BEGIN

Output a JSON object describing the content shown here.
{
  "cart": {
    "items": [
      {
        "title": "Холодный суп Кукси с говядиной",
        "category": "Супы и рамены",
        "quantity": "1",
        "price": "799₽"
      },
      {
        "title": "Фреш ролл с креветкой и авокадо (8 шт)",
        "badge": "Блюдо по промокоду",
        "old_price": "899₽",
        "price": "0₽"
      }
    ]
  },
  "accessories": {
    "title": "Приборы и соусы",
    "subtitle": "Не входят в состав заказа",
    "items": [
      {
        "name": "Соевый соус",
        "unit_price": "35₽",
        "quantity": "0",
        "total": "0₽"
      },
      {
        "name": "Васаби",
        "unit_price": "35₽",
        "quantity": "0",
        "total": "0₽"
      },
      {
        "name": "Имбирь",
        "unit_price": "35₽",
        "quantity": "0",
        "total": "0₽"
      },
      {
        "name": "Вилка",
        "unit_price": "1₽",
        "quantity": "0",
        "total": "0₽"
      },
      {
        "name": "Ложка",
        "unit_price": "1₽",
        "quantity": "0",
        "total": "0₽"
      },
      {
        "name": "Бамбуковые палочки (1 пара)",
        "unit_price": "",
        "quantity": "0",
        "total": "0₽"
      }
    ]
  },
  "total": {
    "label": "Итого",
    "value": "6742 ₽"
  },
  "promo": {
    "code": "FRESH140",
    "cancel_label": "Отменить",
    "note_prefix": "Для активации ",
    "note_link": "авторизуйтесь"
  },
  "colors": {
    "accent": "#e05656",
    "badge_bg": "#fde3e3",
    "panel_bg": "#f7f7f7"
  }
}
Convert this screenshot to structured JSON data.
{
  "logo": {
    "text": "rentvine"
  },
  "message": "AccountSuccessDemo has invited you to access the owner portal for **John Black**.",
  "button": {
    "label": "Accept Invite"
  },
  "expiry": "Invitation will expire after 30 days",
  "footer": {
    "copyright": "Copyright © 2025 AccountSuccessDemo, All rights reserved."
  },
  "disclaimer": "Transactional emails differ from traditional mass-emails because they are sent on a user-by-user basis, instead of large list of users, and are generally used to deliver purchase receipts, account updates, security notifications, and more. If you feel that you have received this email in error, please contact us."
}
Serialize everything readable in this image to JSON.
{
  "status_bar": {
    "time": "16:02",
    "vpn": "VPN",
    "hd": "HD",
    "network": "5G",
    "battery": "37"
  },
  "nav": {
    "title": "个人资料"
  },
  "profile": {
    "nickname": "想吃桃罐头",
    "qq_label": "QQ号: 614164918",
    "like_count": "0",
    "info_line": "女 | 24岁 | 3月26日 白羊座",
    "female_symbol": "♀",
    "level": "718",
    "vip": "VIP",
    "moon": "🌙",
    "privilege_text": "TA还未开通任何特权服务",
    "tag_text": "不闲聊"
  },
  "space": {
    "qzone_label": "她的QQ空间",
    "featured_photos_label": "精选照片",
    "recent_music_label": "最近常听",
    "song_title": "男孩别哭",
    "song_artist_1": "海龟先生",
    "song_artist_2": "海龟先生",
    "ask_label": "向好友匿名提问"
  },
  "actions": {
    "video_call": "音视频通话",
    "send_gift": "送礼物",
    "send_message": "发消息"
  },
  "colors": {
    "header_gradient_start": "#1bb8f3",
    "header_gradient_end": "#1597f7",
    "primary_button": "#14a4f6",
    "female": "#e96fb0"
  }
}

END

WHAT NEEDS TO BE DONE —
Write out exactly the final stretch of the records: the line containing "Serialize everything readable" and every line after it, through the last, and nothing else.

TASK OUTPUT —
Serialize everything readable in this image to JSON.
{
  "status_bar": {
    "time": "16:02",
    "vpn": "VPN",
    "hd": "HD",
    "network": "5G",
    "battery": "37"
  },
  "nav": {
    "title": "个人资料"
  },
  "profile": {
    "nickname": "想吃桃罐头",
    "qq_label": "QQ号: 614164918",
    "like_count": "0",
    "info_line": "女 | 24岁 | 3月26日 白羊座",
    "female_symbol": "♀",
    "level": "718",
    "vip": "VIP",
    "moon": "🌙",
    "privilege_text": "TA还未开通任何特权服务",
    "tag_text": "不闲聊"
  },
  "space": {
    "qzone_label": "她的QQ空间",
    "featured_photos_label": "精选照片",
    "recent_music_label": "最近常听",
    "song_title": "男孩别哭",
    "song_artist_1": "海龟先生",
    "song_artist_2": "海龟先生",
    "ask_label": "向好友匿名提问"
  },
  "actions": {
    "video_call": "音视频通话",
    "send_gift": "送礼物",
    "send_message": "发消息"
  },
  "colors": {
    "header_gradient_start": "#1bb8f3",
    "header_gradient_end": "#1597f7",
    "primary_button": "#14a4f6",
    "female": "#e96fb0"
  }
}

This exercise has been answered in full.